A graphic which popped up from Surrey County Council on social media caught my attention for several reasons, not least for the huge aid to the vulnerable right now during the Covid-19 crisis, but naturally on the recycling statistics.

The couple that stuck out were:

  • 92% of household waste and recycling collection services in Surrey are still running
  • 23% more waste and mixed recycling is being collected than normal

I am going to use these statistics as a platform entirely to speculate and to shape an optimistic argument about how we might reshape our thinking and change our behaviours to help the environment, in normal times. The statistics might even be incidental to thinking about changing habits.

Read More »Recycling’s up in Surrey: now for further behavioural change

Ditch the tea bag for fully blended compost

Every time I see that advert asking “Coffee in a bag? Why didn’t we think of this before?” I scream back at the television: “Because it can’t be good for the environment!”

The company responsible says on its website that it is using PLA (Polylactic acid) made from natural materials instead of plastics, which is becoming popular among brands and which scientists say biodegrades but still slowly.

Manufacturers have made huge strides in recent years – possibly decades – to make their packaging more environmentally friendly.

Read More »Ditch the tea bag for fully blended compost

Food wrapper litter

Return to offender and tackling repeat litter offenders

Yesterday was Earth Day, the 50th such annual day when we are encouraged to think of our planet.

The official website of the movement says that “on April 22 we flooded the world with hope, optimism and action” about improving the earth’s future, environmentally.

Plenty of organisations took up the theme, including Surfers Against Sewage, based in Cornwall, which campaigns to improve the plight of oceans, particularly in relation to beaches.Read More »Return to offender and tackling repeat litter offenders

A pollution-free window into the future?

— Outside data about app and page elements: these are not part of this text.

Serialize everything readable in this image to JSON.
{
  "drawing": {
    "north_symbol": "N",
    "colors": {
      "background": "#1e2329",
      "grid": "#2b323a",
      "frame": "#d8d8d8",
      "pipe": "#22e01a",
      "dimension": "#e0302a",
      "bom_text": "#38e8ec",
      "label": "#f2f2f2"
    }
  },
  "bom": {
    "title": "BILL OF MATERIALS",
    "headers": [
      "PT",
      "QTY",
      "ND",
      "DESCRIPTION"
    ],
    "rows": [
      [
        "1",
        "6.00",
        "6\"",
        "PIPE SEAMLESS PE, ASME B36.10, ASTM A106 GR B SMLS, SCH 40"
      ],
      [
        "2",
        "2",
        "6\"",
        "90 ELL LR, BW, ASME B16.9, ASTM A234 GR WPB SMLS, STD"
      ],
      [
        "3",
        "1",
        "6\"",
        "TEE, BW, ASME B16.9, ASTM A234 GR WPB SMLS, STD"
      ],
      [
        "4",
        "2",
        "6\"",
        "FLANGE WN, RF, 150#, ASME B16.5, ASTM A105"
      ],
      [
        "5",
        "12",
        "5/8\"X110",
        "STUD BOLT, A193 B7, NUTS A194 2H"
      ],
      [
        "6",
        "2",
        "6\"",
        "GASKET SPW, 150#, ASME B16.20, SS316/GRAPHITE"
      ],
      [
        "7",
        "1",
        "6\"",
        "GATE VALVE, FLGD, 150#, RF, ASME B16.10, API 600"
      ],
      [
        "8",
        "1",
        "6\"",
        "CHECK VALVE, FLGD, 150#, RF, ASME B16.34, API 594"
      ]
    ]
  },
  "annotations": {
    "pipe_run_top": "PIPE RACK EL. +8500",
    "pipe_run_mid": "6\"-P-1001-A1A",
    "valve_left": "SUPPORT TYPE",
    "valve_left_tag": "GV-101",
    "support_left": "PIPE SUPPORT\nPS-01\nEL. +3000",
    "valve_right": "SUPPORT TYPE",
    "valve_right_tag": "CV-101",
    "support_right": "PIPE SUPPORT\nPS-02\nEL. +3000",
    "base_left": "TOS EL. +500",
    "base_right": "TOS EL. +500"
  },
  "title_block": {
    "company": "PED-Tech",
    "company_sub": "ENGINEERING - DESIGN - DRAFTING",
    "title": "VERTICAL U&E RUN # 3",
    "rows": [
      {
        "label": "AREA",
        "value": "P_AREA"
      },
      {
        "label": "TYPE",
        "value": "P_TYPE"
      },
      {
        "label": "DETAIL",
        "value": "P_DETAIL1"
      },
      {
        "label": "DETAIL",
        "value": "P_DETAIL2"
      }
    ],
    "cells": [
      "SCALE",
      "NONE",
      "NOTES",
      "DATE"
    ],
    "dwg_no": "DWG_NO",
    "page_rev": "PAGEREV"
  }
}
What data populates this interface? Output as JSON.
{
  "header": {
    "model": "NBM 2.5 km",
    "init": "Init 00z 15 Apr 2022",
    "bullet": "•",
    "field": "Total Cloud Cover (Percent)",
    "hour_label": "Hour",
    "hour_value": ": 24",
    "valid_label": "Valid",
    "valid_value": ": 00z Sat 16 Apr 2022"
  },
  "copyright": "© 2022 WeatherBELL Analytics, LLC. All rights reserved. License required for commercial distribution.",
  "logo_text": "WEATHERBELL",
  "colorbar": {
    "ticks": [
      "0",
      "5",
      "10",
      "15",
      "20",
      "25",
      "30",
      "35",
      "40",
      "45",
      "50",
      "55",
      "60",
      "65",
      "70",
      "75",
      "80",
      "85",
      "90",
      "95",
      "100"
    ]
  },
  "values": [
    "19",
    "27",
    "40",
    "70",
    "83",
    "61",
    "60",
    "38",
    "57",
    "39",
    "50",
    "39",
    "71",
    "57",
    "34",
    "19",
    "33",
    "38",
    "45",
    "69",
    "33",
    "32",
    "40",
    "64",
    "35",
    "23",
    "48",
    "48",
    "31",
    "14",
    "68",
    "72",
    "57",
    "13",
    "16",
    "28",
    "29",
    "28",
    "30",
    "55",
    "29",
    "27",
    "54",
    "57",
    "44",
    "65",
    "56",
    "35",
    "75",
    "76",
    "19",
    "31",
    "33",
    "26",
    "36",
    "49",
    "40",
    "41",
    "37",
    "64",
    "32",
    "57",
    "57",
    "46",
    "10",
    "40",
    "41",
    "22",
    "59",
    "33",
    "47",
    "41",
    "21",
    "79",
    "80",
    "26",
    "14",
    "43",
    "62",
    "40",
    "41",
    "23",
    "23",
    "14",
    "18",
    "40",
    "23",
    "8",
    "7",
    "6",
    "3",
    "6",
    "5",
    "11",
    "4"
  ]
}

The “silly season” stories – as some on newspapers call them – usually start in June, when the studies that “state the bleedin’ orbvious” clog up the inbox. The studies reveal what we already knew – had we been bothered to stop and think about it.

The phenomenon came to mind via a Guardian headline this week: “Disbelief in big cities as pollution falls”, caused by coronavirus lockdown.

In fairness, the national news outlet which actively seeks out the environmental angle, was merely quoting residents in Delhi, remarking in their WhatsApp group how clean the air was (positively Alpine), without all that pesky polluting traffic.

Read More »A pollution-free window into the future?

Growing need for garden centres to reopen

Incessant questions to the daily Government press conference about coming out of coronavirus lockdown are helping nobody.

It’s pretty obvious that the Covid-19 cases and death tolls are not sufficient to let us all back out to some sense of normality: into cafes, our social clubs and to congregate.

But there seems to be a sensible surge towards re-opening garden centres as an essential need for our well-being (it is noted that, in France, anywhere that sells wine, cheese or croissants is seen as an essential service provider, so they can stay open. Wine eh? Who would have thought that would be an essential service in a crisis?). 

Read More »Growing need for garden centres to reopen

Don’t make bonfires the bane of summer – or before

For some reason, the anti-social brigade seem to think it is poignant to set fire to their garden or household waste on the hottest days of the year, when their neighbourhoods are desperate to open every crevice that passes for a window so as to let in some refreshing air.

These miscreants do not do us any favours by waiting until evening, either, when the heat and humidity just hang around, when it lasts longer at a low level. And when the smoke is going we have to close the windows and sweat ourselves to sleep.

Read More »Don’t make bonfires the bane of summer – or before